It seems a virtual certainty that the county's property tax assessment cap will be raised to 10 percent to boost revenue and offset statebudget cuts.
If the cap is raised, Harford could collect at least$731,000 more in property taxes next year, said county Treasurer James M. Jewell. This year, the county collected $61.5 million in real property taxes, which represents 40 percent of the county's income, Jewell said.
Three council members introduced a measure Tuesday raising the tax assessment cap to 10 percent from its current 6 percent, and a fourth council member says she favors the bill, making a majority vote onthe seven-member body likely. The move to raise the cap also is backed by County Executive Eileen M. Rehrmann.
However, three other council members said they want the tax assessment cap to remain the same. They introduced a bill Tuesday to do that.
The swing vote belongs to Councilwoman Susan B. Heselton, R-District A, the only council member whose name does not appear on either bill related to the tax assessment cap.
"Yes, I favor raising the tax assessment cap," Heselton said after the council meeting Tuesday. The previous council, she said, "cut off their noses to spite their faces when they set the cap at 6 percent last year. It gave us no leeway, and I sat in the audience and told them so at the time."
A state law passed last year requires counties to set tax assessment caps at 10 percent or less; the cap must be re-established each year. The cap is the highest percentage an assessment on a property can increase in one year.
That means that if a home valued at $100,000 was determined by the county to have improved in value by the current cap of 6 percent, its next tax assessment bill would based on the home being worth $106,000.
Assessments, performed every three years, determine the market or full cash value of a home or property. Property taxes are calculated basedon 40 percent of the full or market value of a home or property, a rate set by state law.
A home valued at $100,000 home would be assessed at $40,000. The taxes owed would be calculated by multiplying the assessable base ($40,000) times the tax rate, which in Harford is $2.73 per $100 of assessed value.
So the owner of a $100,000 home would owe $1,092 in property taxes.
Under a 10 percent tax assessment cap, the tax bill for that same house could be as high as $1,201 if it were determined that home's value increased by 10 percent a year.

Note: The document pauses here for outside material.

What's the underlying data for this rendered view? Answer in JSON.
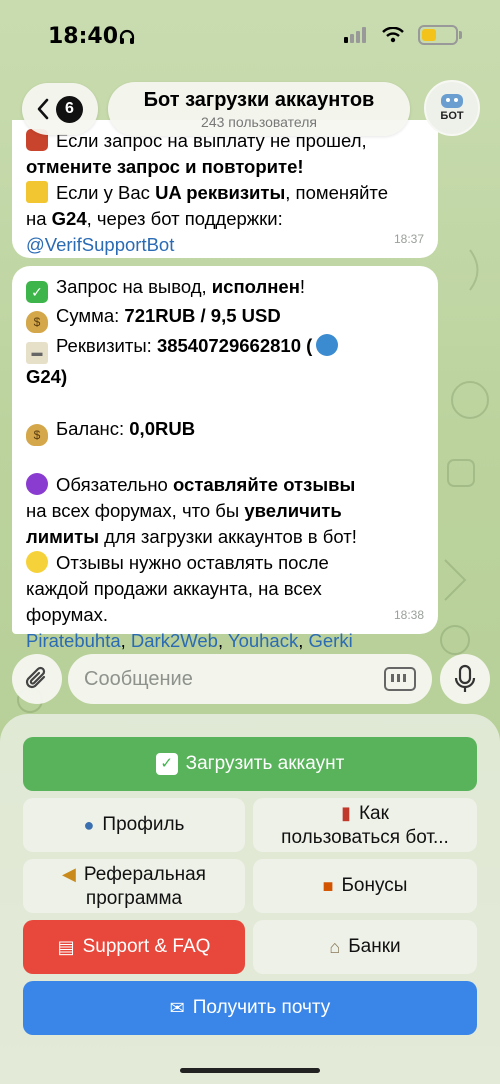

Under a 6 percent tax assessment cap, a tax bill on a $100,000 house could be only as high as $1,158 -- $43 less.
The bill raising the tax assessment cap was drafted by council President Jeffrey D. Wilson and members Theresa M. Pierno, D-District C, and Philip J. Barker,D-District F.
Wilson and Pierno said they favor raising the cap because they believe the 6 percent tax assessment cap gives an unfair advantage to owners of high-priced properties, because those properties appreciate in value by more than 6 percent per year.
Wilson hassaid he wants raising the tax assessment cap and other revenue generating moves tied to giving county employees raises.
Faced with more than $6 million in state cuts, Rehrmann has said there is no money to give employees raises this year.
Barker disagrees with Wilson on how the new revenue should be spent.
"With all the budget cuts, we need to figure out where other sources of income are," said Barker. "But I don't believe there should be any strings attached to the use of that money."
On the opposite side of the issue are council members Barry T. Glassman, R-District D, Robert S. Wagner, R-District E, and Joanne S. Parrott, R-District B.
Wagner said, "The little bit it does raise is nothing more than a Band-Aid. It doesn't generate enough money to impress me. Pretty soon you'll have 15 different taxes to address the problem, and I don't want to do it that way."
Parrott said that raising the tax assessment cap would be wrong because the recession is hitting everyone hard.
Glassman also wants to maintain the 6 percent tax assessment cap because of the recession. "During a recession the worst thing you can do is raise taxes," he said.
Glassman said that he would favor raising fees charged to users ofvarious county services, such as permit and license fees.
"There's a general feeling after the state budget cuts that we have to raisemoney any way we can, but I'm not ready to throw in my hat yet."